WHAT’S AT STAKE?
Black consumers account for a disproportionate amount of product sales in a number of fast-moving consumer goods categories. Again, with $1.2 trillion in spending power, African-American consumers are an important population for smart brands that want to grow market share and brand preference. More importantly, the data suggests that Black consumer spending already significantly affects the bottom line in many categories and industries, and brands can’t afford to lose favor or traction with this segment without potential negative impact.
The enormous buying potential of Black consumers has put a spotlight on many popular brands’ ability to navigate the nuances of culturally relevant and socially conscious marketing.
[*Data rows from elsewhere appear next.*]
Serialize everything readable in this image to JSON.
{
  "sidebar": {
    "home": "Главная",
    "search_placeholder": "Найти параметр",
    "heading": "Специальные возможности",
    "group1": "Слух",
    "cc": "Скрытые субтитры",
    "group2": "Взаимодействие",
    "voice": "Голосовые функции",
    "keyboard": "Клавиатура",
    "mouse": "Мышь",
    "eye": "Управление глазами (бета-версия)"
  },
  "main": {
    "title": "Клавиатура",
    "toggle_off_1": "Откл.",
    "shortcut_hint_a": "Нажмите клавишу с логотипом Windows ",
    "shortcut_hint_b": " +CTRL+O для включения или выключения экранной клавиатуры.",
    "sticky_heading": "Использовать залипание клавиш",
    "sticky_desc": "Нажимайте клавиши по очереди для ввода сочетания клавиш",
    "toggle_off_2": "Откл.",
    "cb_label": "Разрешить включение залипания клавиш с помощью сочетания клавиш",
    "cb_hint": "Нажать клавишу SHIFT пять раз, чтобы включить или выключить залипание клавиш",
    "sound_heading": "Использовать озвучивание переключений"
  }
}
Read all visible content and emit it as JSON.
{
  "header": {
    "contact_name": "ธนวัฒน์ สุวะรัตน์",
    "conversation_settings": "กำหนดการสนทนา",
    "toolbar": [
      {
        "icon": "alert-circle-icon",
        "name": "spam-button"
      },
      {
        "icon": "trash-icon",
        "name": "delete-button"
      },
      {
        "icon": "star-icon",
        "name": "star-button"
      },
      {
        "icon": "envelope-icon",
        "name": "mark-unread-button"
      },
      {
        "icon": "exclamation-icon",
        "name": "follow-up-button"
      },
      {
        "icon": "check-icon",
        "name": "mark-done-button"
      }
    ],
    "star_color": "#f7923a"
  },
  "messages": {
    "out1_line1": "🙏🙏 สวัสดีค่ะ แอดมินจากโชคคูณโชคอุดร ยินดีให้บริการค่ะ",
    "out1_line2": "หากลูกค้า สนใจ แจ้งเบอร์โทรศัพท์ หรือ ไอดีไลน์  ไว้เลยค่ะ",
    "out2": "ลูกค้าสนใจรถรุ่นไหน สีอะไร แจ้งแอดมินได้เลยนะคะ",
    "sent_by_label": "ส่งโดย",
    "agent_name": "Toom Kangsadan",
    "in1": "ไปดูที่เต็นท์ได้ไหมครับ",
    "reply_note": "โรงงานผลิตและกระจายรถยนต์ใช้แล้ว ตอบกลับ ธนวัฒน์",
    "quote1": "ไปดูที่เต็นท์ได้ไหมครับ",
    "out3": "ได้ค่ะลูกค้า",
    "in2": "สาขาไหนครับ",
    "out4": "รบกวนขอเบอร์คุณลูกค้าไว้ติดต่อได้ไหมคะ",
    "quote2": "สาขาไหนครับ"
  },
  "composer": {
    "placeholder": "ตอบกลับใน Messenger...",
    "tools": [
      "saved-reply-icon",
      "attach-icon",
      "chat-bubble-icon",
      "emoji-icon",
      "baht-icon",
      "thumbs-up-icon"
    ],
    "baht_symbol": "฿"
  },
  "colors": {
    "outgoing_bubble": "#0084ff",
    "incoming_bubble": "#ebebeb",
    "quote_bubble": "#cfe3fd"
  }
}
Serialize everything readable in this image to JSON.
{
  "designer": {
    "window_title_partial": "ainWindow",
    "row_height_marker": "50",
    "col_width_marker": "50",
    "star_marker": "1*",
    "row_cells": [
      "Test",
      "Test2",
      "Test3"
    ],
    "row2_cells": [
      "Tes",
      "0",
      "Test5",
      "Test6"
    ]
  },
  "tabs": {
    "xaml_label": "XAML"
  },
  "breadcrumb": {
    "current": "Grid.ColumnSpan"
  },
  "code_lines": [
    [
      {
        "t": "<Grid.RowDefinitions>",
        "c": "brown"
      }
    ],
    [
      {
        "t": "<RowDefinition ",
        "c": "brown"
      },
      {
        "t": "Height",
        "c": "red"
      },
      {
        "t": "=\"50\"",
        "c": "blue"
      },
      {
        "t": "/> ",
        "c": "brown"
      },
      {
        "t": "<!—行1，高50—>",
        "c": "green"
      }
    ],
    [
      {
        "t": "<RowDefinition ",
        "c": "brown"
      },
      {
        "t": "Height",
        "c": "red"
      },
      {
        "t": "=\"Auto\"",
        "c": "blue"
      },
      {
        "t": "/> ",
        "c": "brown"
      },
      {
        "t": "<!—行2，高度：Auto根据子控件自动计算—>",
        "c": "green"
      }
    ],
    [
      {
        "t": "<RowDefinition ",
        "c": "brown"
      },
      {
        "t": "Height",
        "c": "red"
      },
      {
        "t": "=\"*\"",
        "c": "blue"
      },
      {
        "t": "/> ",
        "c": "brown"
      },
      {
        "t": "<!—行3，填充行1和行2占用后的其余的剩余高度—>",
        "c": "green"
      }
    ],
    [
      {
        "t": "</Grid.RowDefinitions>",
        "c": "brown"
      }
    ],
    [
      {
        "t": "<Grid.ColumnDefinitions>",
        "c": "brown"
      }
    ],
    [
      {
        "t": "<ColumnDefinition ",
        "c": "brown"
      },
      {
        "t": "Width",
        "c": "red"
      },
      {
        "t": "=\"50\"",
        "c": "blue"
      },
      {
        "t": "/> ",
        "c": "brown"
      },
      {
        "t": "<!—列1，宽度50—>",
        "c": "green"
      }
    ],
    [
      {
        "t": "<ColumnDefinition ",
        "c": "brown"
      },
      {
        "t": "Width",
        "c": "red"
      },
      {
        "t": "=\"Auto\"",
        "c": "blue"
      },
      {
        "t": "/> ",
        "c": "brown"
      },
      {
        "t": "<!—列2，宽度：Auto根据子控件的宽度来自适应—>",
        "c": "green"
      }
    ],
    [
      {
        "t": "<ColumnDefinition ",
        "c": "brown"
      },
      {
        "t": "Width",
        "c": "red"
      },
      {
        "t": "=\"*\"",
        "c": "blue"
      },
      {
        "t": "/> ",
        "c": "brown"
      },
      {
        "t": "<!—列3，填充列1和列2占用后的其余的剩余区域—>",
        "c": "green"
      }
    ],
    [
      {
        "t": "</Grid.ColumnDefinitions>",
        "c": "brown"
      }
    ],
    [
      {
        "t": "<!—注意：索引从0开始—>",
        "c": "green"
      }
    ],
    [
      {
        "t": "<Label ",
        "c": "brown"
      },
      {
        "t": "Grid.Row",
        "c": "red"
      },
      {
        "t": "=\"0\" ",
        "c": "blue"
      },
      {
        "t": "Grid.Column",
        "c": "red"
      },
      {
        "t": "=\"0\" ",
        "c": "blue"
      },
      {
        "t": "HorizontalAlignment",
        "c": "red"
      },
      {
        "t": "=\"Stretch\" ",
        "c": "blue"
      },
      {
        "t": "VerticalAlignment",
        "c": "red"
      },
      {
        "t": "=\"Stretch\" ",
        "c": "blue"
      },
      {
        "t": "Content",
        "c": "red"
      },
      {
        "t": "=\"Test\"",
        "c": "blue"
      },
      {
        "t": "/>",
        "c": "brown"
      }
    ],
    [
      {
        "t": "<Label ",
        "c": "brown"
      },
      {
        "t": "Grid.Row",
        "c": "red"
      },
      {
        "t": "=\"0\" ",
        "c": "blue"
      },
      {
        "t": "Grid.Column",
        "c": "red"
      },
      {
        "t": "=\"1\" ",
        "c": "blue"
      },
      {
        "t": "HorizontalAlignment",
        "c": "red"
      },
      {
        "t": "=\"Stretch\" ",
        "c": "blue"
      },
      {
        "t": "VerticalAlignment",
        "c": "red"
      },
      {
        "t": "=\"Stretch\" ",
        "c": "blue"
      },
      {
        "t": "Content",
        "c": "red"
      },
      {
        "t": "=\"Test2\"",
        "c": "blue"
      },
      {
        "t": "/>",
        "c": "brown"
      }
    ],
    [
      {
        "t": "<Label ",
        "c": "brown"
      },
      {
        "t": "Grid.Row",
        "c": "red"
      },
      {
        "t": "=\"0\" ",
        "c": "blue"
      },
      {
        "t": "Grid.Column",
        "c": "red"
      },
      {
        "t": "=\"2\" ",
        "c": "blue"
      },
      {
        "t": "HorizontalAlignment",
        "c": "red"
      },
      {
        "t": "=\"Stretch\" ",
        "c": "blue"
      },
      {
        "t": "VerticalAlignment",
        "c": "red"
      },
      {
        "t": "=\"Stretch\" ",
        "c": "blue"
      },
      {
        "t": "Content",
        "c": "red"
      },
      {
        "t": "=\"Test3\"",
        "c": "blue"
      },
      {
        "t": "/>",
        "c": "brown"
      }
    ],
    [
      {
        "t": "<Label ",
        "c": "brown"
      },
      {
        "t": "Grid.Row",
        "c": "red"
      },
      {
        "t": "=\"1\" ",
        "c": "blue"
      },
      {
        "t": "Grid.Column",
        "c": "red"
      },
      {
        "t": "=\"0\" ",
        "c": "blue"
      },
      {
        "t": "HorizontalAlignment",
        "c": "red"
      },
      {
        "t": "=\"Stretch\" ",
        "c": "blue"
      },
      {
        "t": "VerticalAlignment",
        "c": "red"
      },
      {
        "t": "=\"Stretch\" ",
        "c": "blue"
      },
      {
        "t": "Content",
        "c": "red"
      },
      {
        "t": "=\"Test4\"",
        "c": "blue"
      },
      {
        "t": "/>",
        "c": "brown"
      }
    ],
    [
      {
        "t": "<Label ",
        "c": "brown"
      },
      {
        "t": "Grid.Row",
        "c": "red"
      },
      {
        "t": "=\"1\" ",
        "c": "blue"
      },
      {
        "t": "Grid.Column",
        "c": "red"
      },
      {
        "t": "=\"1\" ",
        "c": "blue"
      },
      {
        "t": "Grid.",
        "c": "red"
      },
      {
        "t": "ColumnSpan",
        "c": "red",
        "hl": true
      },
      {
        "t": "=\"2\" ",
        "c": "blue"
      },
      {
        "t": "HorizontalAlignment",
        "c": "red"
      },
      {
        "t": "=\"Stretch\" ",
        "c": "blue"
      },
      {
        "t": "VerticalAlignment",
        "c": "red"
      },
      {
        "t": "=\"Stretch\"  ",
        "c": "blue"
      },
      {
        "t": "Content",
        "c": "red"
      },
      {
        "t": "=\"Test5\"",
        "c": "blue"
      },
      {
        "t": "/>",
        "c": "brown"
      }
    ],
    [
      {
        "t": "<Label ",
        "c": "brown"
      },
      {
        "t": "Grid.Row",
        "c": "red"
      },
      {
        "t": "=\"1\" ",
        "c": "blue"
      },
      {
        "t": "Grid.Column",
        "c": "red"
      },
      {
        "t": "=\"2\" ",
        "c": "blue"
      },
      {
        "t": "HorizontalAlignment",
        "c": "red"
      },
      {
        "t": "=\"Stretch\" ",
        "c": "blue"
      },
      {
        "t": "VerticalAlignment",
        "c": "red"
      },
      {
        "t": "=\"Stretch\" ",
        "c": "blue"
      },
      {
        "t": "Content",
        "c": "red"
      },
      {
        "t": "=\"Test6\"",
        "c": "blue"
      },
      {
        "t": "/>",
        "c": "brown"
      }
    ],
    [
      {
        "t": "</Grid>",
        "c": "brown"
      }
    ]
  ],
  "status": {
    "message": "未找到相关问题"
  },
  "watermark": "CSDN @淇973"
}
African Americans are more likely than non-Hispanic white peers to interact with brands on social media or to use social networks to support companies and brands (44 percent more likely). As the almost nuclear power of social media collides with an increasingly educated, affluent, tech-savvy Black consumer base, there’s never been a more critical time for companies to build and sustain deeper, more meaningful connections with Black consumers—not only to grow their relationships, but to protect them.
“When it comes to African-American consumer spend, there are millions, sometimes billions of dollars in revenue at stake,” said Andrew McCaskill, senior vice president, Global Communications and Multicultural Marketing, Nielsen. “With 43 percent of the 75 million Millennials in the U.S. identifying as African-American, Hispanic or Asian, if a brand doesn’t have a multicultural strategy, it doesn’t have a growth strategy. The business case for multicultural outreach is clear. African-American consumers, and all diverse consumers, want to see themselves authentically represented in marketing, and they want brands to recognize their value to the bottomline.”